LovePickle stress how it can be used in a whole variety of ways – either served with poppadoms and naan bread, as an accompaniment to main courses or as an alternative to chutneys, relishes and ketchups. So far I’ve served it up alongside a variety of home-made currys, and it goes particularly well with the korma which I am sharing with you below.
So what did I really think of the pickle? You can most definitely tell that it is a tomato based pickle, and I must admit I usually opt for lime or other fruit based pickles with my meals. However, unlike some, this pickle is not too sweet. You get a rich, deep tomato flavour as a base which the spices and chilli heat is built on top of. It is a very well rounded pickle and I think this is what makes it so versatile! I would happily serve this as a dip for crisps at a party, or alongside poppadoms and curries at dinner time.
Priced at £2.95 a jar it is a little more pricey that the likes of Patak’s or Sharwoods, but the quality is far far far superior. I couldn’t fault the sample I was given. (Except that it didn’t automatically refill itself! With a hungry family I think the jar only last 4 meals.)
Now, on to the korma I’ve been serving alongside this pickle!
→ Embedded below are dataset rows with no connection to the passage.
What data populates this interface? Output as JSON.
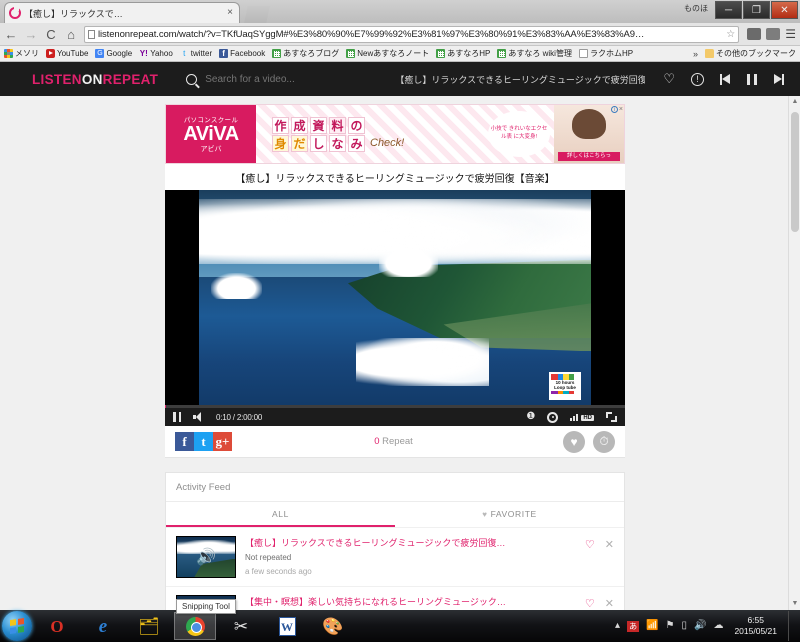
{
  "browser": {
    "tab": {
      "title": "【癒し】リラックスで…",
      "favicon_name": "listenonrepeat-favicon",
      "close_label": "×"
    },
    "window_controls": {
      "restore_hint": "ものほ",
      "minimize": "─",
      "maximize": "❐",
      "close": "✕"
    },
    "toolbar": {
      "back": "←",
      "forward": "→",
      "reload": "C",
      "home": "⌂",
      "url": "listenonrepeat.com/watch/?v=TKfUaqSYggM#%E3%80%90%E7%99%92%E3%81%97%E3%80%91%E3%83%AA%E3%83%A9…",
      "star": "☆",
      "menu": "☰"
    },
    "bookmarks": [
      {
        "label": "メソリ",
        "icon": "apps-grid-icon"
      },
      {
        "label": "YouTube",
        "icon": "youtube-icon"
      },
      {
        "label": "Google",
        "icon": "google-icon"
      },
      {
        "label": "Yahoo",
        "icon": "yahoo-icon"
      },
      {
        "label": "twitter",
        "icon": "twitter-icon"
      },
      {
        "label": "Facebook",
        "icon": "facebook-icon"
      },
      {
        "label": "あすなろブログ",
        "icon": "qr-green-icon"
      },
      {
        "label": "Newあすなろノート",
        "icon": "qr-green-icon"
      },
      {
        "label": "あすなろHP",
        "icon": "qr-green-icon"
      },
      {
        "label": "あすなろ wiki管理",
        "icon": "qr-green-icon"
      },
      {
        "label": "ラクホムHP",
        "icon": "document-icon"
      }
    ],
    "bookmarks_overflow": "»",
    "bookmarks_other": {
      "label": "その他のブックマーク",
      "icon": "folder-icon"
    }
  },
  "site": {
    "logo": {
      "listen": "LISTEN",
      "on": "ON",
      "repeat": "REPEAT"
    },
    "search": {
      "placeholder": "Search for a video...",
      "value": "",
      "icon": "search-icon"
    },
    "now_playing": "【癒し】リラックスできるヒーリングミュージックで疲労回復【音楽】",
    "header_controls": {
      "favorite": "♡",
      "info": "!",
      "previous": "prev-track-icon",
      "pause": "pause-icon",
      "next": "next-track-icon"
    }
  },
  "ad": {
    "brand_top": "パソコンスクール",
    "brand_logo": "AViVA",
    "brand_sub": "アビバ",
    "line1": [
      "作",
      "成",
      "資",
      "料",
      "の"
    ],
    "line2": [
      "身",
      "だ",
      "し",
      "な",
      "み"
    ],
    "check": "Check!",
    "bubble": "小技で きれいなエクセル表 に大変身!",
    "cta": "詳しくはこちらっ",
    "info_icon": "ad-info-icon",
    "close_icon": "×"
  },
  "video": {
    "title": "【癒し】リラックスできるヒーリングミュージックで疲労回復【音楽】",
    "watermark": "10 hours Loop tube",
    "controls": {
      "pause": "pause-icon",
      "volume": "volume-icon",
      "time_current": "0:10",
      "time_separator": "/",
      "time_total": "2:00:00",
      "time_display": "0:10 / 2:00:00",
      "annotations": "!",
      "settings": "gear-icon",
      "quality_badge": "HD",
      "fullscreen": "fullscreen-icon"
    },
    "progress_percent": 0.14
  },
  "social": {
    "facebook": "f",
    "twitter": "t",
    "googleplus": "g+",
    "repeat_count": "0",
    "repeat_label": "Repeat",
    "favorite_btn": "♥",
    "timer_btn": "⏱"
  },
  "feed": {
    "title": "Activity Feed",
    "tabs": [
      {
        "label": "ALL",
        "active": true,
        "icon": ""
      },
      {
        "label": "FAVORITE",
        "active": false,
        "icon": "♥"
      }
    ],
    "items": [
      {
        "title": "【癒し】リラックスできるヒーリングミュージックで疲労回復…",
        "status": "Not repeated",
        "time": "a few seconds ago",
        "favorite_icon": "♡",
        "remove_icon": "✕",
        "thumb_icon": "speaker-icon"
      },
      {
        "title": "【集中・瞑想】楽しい気持ちになれるヒーリングミュージック…",
        "status": "",
        "time": "",
        "favorite_icon": "♡",
        "remove_icon": "✕",
        "thumb_icon": "speaker-icon"
      }
    ]
  },
  "tooltip": {
    "snipping_tool": "Snipping Tool"
  },
  "taskbar": {
    "start": "start-orb",
    "items": [
      {
        "name": "opera-icon",
        "glyph": "O"
      },
      {
        "name": "internet-explorer-icon",
        "glyph": "e"
      },
      {
        "name": "file-explorer-icon",
        "glyph": "🗂"
      },
      {
        "name": "google-chrome-icon",
        "glyph": "",
        "active": true
      },
      {
        "name": "snipping-tool-icon",
        "glyph": "✂"
      },
      {
        "name": "microsoft-word-icon",
        "glyph": "W"
      },
      {
        "name": "paint-icon",
        "glyph": "🎨"
      }
    ],
    "tray": {
      "overflow": "▴",
      "ime": "あ",
      "network": "📶",
      "flag": "⚑",
      "battery": "▯",
      "volume": "🔊",
      "cloud": "☁",
      "time": "6:55",
      "date": "2015/05/21"
    }
  },
  "colors": {
    "brand_pink": "#e0216c",
    "header_dark": "#1c1c1c",
    "page_bg": "#f0f0f0"
  }
}
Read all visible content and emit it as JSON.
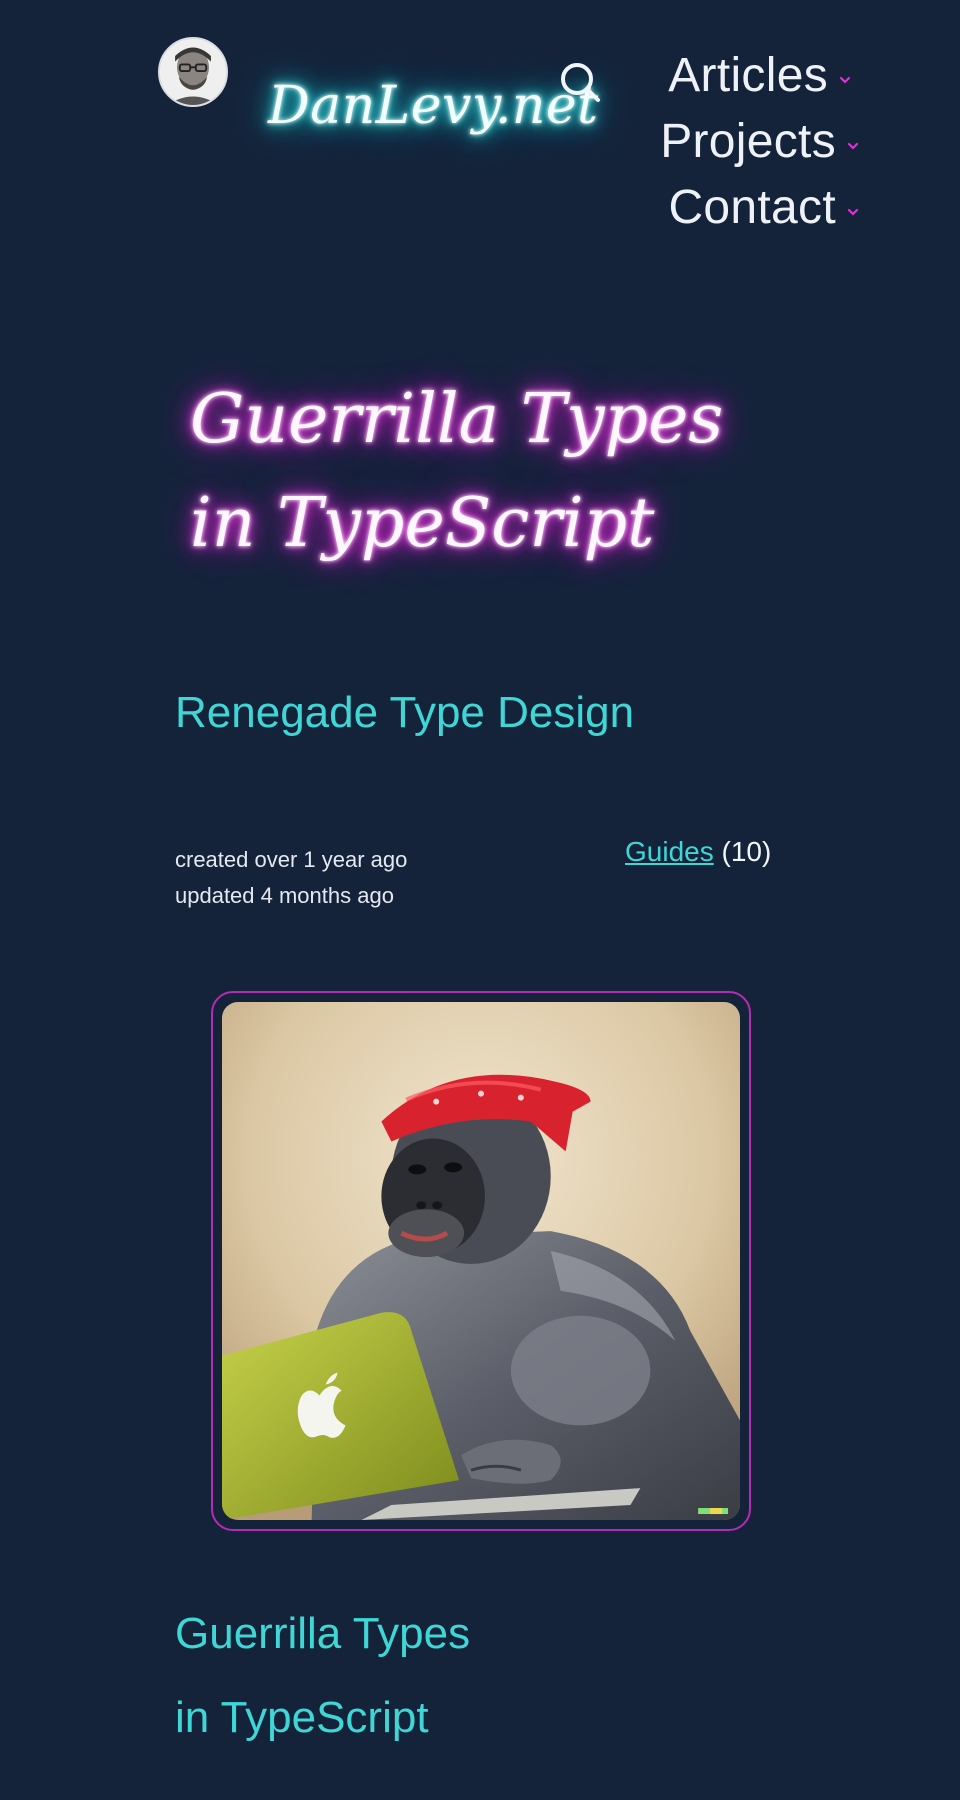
{
  "header": {
    "logo": "DanLevy.net",
    "nav": [
      {
        "label": "Articles"
      },
      {
        "label": "Projects"
      },
      {
        "label": "Contact"
      }
    ]
  },
  "article": {
    "title_line1": "Guerrilla Types",
    "title_line2": "in TypeScript",
    "subtitle": "Renegade Type Design",
    "created": "created over 1 year ago",
    "updated": "updated 4 months ago",
    "category_label": "Guides",
    "category_count": "(10)"
  },
  "colors": {
    "background": "#14233a",
    "accent_cyan": "#3fd6d6",
    "accent_magenta": "#e020d6",
    "image_border": "#b52bb5"
  },
  "icons": {
    "search": "search-icon",
    "dropdown": "chevron-down-icon",
    "avatar": "avatar"
  }
}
The Indian takeaway is one of the nation’s most loved dishes. But with many recipes including ghee or copious amounts of oil, the kind of curry that gets delivered to your door is also filled with extra fat and calories you just don’t need.
I’ve been cooking my own curries for years now, but never have I even tried to recreate a “take-away” style curry before, until now. Low-fat creamy sauces have become a bit of a ‘thing’ of mine recently and I’ve been trying to find ways to recreate indulgent dishes with less of the fat. This korma is another attempt at doing just that!
It is delicately spiced, with all the traditional spices you would expect to find in a take-away korma, however, by replacing cream with crème fraiche, and by using a food processer to get a thick and creamy base for my sauce I am able to bring a taste of India into your kitchen.
The tumeric and saffron give the sauce a brilliant yellowy colour in true take-away style so you don’t feel you’re missing out on any part of the experience.
This recipe also creates a good helping of the creamy sauce, so is great for mopping up with a sweet peshwari naan, wholesome chappathi or vegetable stuffed paratha!
Sound too good to be true? Give this recipe a go and let me know how you get on.
- 2 Chicken breasts (skinless)
- 1 large white onion
- 2 cloves
- Seeds of 6 cardamom pods
- 1 tbsp groundnut oil
- 2 cloves of garlic
- 1 inch of root ginger
- 2 tsp cumin seeds
- 2 tsp ground coriander
- ½ tsp turmeric
- ¼ tsp chilli
- 1 bay leaf
- 2 tsp flour
- Pinch saffron
- 1 tsp sugar
- 3 tbsp crème fraiche
- Pinch of salt
- Black pepper
- Heat the oil in a pan and fry off the onions and garlic (finely chopped) with the ginger (grated) and a pinch of salt.
- Cover with a lid and cook for 10-15 mins until translucent, stirring every now and then to make sure they don’t stick!
- Once the onions are soft add the cumin, coriander, cardamom seeds, and turmeric and chilli powder. Cook for another 5 mins.
- Lastly add the flour, saffron and sugar.
- Stir this continuously until it begins to form a thick and chunky paste.
- Slowly begin to add water to the pan as if you are making a roux. Make sure there are no lumps then let it simmer for 10mins until it has started to thicken.
- Let the sauce cool down before transferring to a food processer and blitzing until the sauce has become smooth and creamy.
- Put this back on the pan on a low heat and add in the cloves, bay leaf and crème fraiche.
- Keep stirring and bring it up to a gentle bubble.
- Chop the chicken breast into bite size pieces and add to the pan.
- Let this cook for 15-18mins until it is cooked through.
- Season with some black pepper and serve with basmati rice.